From consulting a book doctor to immersing yourself in an author's world with the help of virtual reality, here are five things not to miss at this week's Frankfurt Book Fair, the world's largest publishing event.

Sponsored Article
How to vote absentee from abroad in the US elections
10 things you never knew about socialist East Germany
Sponsored Article
Last chance to vote absentee in the US elections
How Germans fell in love with America's favourite squash
How I ditched London for Berlin and became a published author
Sponsored Article
How to vote absentee from abroad in the US elections
12 clever German idioms that'll make you sound like a pro
23 fascinating facts you never knew about Berlin
9 unmissable events to check out in Germany this October
10 things you never knew about German reunification
10 things you're sure to notice after an Oktoberfest visit
Germany's 10 most Instagram-able places
15 pics that prove Germany is absolutely enchanting in autumn
10 German films you have to watch before you die

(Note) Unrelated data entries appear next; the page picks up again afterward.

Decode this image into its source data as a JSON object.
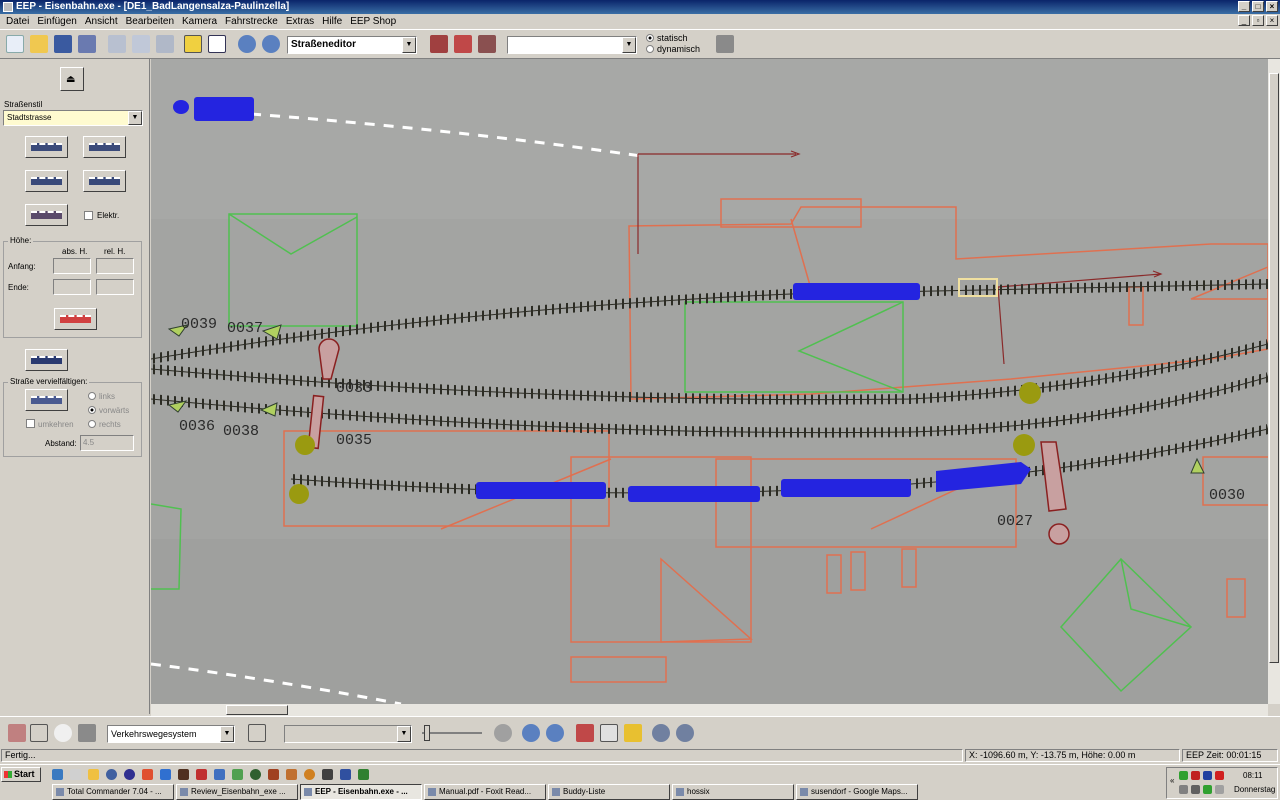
{
  "window": {
    "title": "EEP - Eisenbahn.exe - [DE1_BadLangensalza-Paulinzella]"
  },
  "menu": [
    "Datei",
    "Einfügen",
    "Ansicht",
    "Bearbeiten",
    "Kamera",
    "Fahrstrecke",
    "Extras",
    "Hilfe",
    "EEP Shop"
  ],
  "toolbar": {
    "editor_select": "Straßeneditor",
    "layer_select": "",
    "mode_static": "statisch",
    "mode_dynamic": "dynamisch",
    "mode_selected": "statisch"
  },
  "left_panel": {
    "road_style_label": "Straßenstil",
    "road_style_value": "Stadtstrasse",
    "electric_label": "Elektr.",
    "height_group": "Höhe:",
    "abs_label": "abs. H.",
    "rel_label": "rel. H.",
    "start_label": "Anfang:",
    "end_label": "Ende:",
    "duplicate_group": "Straße vervielfältigen:",
    "left_label": "links",
    "forward_label": "vorwärts",
    "right_label": "rechts",
    "reverse_label": "umkehren",
    "distance_label": "Abstand:",
    "distance_value": "4.5"
  },
  "viewport": {
    "track_labels": [
      "0039",
      "0037",
      "0033",
      "0035",
      "0036",
      "0038",
      "0027",
      "0030"
    ],
    "colors": {
      "ground": "#a3a4a2",
      "track": "#2c2c24",
      "train": "#2424e0",
      "building_outline": "#e07050",
      "green_outline": "#50c050",
      "signal": "#8a2020",
      "marker": "#9a9a10"
    }
  },
  "bottom_bar": {
    "system_select": "Verkehrswegesystem",
    "second_select": ""
  },
  "status": {
    "text": "Fertig...",
    "coords": "X: -1096.60 m, Y: -13.75 m, Höhe: 0.00 m",
    "eep_time": "EEP Zeit: 00:01:15"
  },
  "taskbar": {
    "start": "Start",
    "tasks": [
      "Total Commander 7.04 - ...",
      "Review_Eisenbahn_exe ...",
      "EEP - Eisenbahn.exe - ...",
      "Manual.pdf - Foxit Read...",
      "Buddy-Liste",
      "hossix",
      "susendorf - Google Maps..."
    ],
    "active_task": "EEP - Eisenbahn.exe - ...",
    "clock": "08:11",
    "day": "Donnerstag"
  }
}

6 things about Munich that’ll stay with you forever
10 pieces of German slang you'll never learn in class
Ouch! Naked swimmer hospitalized after angler hooks his penis
Six reasons why Berlin is now known as 'the failed city'
15 tell-tale signs you’ll never quite master German
7 American habits that make Germans very, very uncomfortable
Story of a fugitive cow who outwitted police for weeks before capture
Eleven famous Germans with surnames that'll make your sides split
The best ways to get a visa as an American in Germany
jobs available
Toytown Germany
Germany's English-speaking crowd